Scan the data below and work out how many of its lines contain the word "structured". Give only that number.

(Dataset entries)
☆ ☆ ☆ ☆ ☆
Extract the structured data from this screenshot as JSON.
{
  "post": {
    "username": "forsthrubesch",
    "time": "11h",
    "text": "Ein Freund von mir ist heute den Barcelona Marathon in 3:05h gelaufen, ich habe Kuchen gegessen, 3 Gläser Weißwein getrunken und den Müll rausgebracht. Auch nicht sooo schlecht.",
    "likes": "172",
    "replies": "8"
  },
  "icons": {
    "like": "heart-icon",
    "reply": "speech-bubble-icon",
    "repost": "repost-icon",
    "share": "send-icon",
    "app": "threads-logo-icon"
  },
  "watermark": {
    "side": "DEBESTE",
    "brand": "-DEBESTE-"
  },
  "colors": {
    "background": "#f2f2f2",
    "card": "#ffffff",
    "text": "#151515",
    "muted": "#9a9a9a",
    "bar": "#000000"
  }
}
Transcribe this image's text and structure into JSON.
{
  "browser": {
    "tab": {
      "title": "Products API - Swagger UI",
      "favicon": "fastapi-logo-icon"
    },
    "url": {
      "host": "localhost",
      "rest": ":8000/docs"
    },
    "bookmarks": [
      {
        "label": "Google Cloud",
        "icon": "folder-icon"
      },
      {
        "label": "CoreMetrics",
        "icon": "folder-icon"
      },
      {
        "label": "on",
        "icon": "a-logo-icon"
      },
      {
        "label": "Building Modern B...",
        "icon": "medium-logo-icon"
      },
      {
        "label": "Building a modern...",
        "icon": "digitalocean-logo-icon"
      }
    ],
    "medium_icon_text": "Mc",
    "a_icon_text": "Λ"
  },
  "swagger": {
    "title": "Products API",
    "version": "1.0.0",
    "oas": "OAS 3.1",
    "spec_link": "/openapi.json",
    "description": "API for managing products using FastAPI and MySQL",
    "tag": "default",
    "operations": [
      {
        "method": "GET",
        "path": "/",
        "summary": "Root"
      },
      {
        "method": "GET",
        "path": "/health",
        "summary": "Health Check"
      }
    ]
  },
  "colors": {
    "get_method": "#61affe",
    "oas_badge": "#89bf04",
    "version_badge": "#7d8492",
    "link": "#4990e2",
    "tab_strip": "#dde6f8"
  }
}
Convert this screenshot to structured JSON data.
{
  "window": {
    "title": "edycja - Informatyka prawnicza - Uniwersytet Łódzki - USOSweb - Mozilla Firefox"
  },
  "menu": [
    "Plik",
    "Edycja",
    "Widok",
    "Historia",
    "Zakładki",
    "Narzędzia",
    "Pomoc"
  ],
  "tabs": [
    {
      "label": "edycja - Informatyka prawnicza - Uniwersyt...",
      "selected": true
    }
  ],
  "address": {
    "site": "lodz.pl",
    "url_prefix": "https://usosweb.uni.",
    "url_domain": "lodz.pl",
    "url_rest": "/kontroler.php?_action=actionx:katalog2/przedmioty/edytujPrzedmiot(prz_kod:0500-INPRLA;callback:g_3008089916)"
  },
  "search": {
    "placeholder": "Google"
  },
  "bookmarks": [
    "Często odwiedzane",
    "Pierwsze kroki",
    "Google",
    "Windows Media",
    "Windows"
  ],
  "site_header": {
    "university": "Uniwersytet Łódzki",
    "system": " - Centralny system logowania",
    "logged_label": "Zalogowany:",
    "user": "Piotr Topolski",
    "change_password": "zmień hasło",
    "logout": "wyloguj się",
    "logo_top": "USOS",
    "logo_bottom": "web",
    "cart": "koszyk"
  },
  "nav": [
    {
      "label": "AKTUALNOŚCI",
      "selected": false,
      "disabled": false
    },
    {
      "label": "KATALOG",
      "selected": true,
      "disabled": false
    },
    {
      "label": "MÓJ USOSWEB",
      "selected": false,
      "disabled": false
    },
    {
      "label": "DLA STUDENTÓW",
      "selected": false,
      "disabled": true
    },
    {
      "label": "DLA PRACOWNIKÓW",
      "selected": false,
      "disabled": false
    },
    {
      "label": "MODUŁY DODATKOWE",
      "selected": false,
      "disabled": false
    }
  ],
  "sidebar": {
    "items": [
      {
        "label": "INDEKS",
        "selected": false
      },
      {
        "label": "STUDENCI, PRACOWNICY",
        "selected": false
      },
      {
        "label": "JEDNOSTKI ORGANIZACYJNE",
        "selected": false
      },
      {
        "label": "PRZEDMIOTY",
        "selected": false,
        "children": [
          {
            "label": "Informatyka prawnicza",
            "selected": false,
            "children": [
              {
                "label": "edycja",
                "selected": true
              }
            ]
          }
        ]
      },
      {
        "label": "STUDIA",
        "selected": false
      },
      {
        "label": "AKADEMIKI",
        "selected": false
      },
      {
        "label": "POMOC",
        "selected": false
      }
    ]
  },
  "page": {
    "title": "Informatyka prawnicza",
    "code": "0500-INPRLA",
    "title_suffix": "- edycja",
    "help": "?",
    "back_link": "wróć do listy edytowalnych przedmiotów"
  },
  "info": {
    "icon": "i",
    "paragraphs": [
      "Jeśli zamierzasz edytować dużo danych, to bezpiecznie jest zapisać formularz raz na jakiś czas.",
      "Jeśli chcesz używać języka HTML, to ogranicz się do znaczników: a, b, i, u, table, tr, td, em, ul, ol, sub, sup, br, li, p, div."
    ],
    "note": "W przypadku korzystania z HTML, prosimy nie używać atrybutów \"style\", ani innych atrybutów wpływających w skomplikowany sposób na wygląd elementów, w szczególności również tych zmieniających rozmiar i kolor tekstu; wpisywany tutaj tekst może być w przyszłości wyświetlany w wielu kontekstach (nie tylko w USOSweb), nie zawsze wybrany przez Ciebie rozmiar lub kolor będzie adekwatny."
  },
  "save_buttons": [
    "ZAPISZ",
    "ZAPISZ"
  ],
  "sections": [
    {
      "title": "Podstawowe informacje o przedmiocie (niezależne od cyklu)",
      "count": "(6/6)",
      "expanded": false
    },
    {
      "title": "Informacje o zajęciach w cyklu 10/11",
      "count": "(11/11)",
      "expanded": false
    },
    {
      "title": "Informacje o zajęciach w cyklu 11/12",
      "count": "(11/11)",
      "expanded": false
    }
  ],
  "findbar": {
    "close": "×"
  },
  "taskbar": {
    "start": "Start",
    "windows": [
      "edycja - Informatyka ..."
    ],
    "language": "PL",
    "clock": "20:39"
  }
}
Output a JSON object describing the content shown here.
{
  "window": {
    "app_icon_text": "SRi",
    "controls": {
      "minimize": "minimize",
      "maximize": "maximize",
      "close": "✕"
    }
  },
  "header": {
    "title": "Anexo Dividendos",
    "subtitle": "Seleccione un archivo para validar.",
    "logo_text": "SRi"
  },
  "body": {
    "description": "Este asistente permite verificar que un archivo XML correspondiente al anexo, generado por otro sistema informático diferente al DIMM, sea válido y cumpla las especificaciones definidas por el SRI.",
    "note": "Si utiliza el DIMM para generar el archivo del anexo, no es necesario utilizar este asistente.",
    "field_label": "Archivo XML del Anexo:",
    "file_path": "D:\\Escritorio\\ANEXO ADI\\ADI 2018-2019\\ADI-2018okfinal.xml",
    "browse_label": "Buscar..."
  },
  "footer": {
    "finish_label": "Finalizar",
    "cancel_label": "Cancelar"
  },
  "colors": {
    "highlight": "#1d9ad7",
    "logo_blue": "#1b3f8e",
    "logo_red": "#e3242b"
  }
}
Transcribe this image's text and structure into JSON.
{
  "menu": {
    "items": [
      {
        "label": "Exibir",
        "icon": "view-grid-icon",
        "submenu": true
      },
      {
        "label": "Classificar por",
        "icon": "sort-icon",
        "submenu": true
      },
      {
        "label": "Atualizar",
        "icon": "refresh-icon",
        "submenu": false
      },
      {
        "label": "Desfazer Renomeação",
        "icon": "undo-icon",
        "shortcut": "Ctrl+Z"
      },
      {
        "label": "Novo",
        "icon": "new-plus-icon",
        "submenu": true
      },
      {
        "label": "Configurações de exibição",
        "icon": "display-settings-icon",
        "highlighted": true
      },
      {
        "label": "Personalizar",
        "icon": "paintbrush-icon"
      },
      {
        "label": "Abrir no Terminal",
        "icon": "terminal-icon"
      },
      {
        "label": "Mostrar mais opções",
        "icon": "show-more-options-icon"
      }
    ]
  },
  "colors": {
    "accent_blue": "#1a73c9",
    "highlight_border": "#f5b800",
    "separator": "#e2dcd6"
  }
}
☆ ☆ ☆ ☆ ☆
_Response_
2